Pre-Existing Conditions And Compensations
Sometimes when a person is involved in a car accident, the injuries suffered are not entirely new. People with existing medical conditions or injuries may find that a car accident can make these conditions and injuries worse. The problem when seeking compensation from the person who caused the injuries or from an insurance company becomes proving to what degree the accident aggravated the existing injuries. Ultimately however, it is not impossible to recover for injuries and even pain and suffering as a result of a car accident just because you have a pre-existing condition or injury.
A medical condition that existed before an accident is referred to as a pre-existing condition, while a similar injury is referred to as a pre-existing injury. Pre-existing conditions and injuries can affect the amount of recovery an injured person receives. For example, if a person falls and suffers injuries to his back and knees a year before being involved in a car accident, the pre-existing injuries would be considered in determining the level of compensation for the car accident.
Under Florida law, a person must take a person they injure as they find them. This is referred to as the “eggshell plaintiff” rule. Therefore, if a person causes an accident with a person who happens to be more “fragile” than most other people, the former is still responsible for all injuries that can be attributed to the accident. It doesn’t matter that the victim’s injuries are more serious because of a pre-existing condition and therefore, the injured person incurs higher medical costs.
Showing a Pre-existing Condition or Injury
But how can anyone determine that an injury has been made worse, or aggravated, as a result of the accident? Medical records and testimony from doctors can help establish the level of medical treatment a person was receiving before and after the accident. If a person was almost at the end of their treatment before the car accident, but now full recovery is set back, it is likely that the car accident has aggravated the injuries. In conjunction with this medical evidence, evidence from the injured person’s social life can help in determining the extent of the injuries before and after the car accident. For example, if despite the pre-existing injuries a person was able to golf, take long walks, or engage in similar activities, yet they cannot engage in these same activities after the accident due to the new injuries, the injured person may be able to show the aggravation of his injuries.
While it may be up to the injured party to prove aggravation of a pre-existing condition, it is up to the insurance company or other defendant to show that the person has a pre-existing condition in the first place. In many cases, this may mean that the injured person has to undergo an independent analysis by the insurance company’s medical experts.
Contact a Clearwater Personal Injury Attorney
If you were involved in a car accident due to the negligence of another driver, contact an experienced automobile accident attorney for a consultation.
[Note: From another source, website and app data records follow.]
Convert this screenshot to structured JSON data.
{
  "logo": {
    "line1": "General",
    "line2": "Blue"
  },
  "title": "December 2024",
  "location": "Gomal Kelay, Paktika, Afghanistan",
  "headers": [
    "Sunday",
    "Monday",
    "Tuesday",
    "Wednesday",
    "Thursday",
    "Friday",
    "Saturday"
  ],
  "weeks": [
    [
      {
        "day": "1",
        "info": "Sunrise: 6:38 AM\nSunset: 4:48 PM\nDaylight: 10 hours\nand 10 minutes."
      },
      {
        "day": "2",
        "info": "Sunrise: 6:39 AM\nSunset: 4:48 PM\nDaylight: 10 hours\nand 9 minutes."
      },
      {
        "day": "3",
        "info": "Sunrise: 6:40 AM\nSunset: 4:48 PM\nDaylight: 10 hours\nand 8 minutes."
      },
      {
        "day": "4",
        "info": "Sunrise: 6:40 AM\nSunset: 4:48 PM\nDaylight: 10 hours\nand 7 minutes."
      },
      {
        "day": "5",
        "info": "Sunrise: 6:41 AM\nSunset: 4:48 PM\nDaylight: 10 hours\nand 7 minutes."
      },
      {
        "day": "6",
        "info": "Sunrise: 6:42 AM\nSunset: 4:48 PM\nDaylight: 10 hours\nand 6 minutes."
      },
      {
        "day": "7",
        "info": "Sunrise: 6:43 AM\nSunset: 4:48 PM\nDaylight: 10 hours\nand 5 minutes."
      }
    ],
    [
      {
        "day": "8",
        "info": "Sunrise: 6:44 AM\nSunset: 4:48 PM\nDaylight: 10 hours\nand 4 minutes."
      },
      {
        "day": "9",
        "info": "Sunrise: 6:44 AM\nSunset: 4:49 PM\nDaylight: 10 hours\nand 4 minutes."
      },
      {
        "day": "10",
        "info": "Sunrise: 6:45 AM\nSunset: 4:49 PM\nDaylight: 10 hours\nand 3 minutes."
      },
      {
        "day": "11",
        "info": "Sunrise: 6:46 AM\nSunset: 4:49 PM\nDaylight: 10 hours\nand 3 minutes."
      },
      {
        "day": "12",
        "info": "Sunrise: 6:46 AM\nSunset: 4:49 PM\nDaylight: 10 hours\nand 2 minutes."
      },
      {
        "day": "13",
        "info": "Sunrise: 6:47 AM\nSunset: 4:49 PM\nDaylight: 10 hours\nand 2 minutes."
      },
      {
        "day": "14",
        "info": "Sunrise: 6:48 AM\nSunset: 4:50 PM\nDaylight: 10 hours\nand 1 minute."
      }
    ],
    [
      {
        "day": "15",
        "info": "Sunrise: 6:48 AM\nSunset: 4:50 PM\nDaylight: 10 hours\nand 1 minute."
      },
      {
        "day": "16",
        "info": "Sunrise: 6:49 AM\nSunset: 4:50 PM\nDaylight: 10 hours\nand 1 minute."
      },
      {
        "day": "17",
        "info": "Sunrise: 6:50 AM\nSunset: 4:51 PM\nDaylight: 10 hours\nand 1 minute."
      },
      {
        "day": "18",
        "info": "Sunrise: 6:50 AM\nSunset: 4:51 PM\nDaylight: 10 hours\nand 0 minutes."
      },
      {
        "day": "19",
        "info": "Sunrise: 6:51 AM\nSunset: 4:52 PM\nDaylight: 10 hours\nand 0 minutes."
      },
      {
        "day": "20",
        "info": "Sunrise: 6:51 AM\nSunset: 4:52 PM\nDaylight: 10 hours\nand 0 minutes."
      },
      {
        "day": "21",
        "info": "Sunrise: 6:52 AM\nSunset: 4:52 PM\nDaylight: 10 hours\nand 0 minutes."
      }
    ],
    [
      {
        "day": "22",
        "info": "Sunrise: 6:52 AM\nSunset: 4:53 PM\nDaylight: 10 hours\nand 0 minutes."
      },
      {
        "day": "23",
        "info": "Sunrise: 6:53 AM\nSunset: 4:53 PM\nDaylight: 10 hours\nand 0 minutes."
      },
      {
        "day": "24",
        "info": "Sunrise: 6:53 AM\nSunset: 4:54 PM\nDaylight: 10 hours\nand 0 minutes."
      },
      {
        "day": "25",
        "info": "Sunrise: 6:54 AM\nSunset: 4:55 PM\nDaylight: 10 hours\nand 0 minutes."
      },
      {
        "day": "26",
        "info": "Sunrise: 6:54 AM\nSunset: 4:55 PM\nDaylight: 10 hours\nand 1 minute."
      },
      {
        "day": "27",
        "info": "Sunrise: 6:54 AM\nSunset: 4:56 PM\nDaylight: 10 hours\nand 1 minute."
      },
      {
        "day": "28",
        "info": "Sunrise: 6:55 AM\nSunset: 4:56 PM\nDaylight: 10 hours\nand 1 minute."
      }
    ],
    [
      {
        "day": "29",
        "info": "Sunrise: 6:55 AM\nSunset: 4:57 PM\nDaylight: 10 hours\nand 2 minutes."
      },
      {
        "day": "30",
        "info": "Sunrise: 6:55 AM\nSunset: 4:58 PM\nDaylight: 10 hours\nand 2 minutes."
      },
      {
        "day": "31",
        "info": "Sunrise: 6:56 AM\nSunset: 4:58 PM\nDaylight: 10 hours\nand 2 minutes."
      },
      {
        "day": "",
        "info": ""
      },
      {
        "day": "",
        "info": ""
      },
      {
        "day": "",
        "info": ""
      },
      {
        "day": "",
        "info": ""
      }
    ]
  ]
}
You may have more options other than insurance to recover for your injuries and expenses. Consult the experienced Clearwater automobile accident attorneys at Roman & Roman, P.A.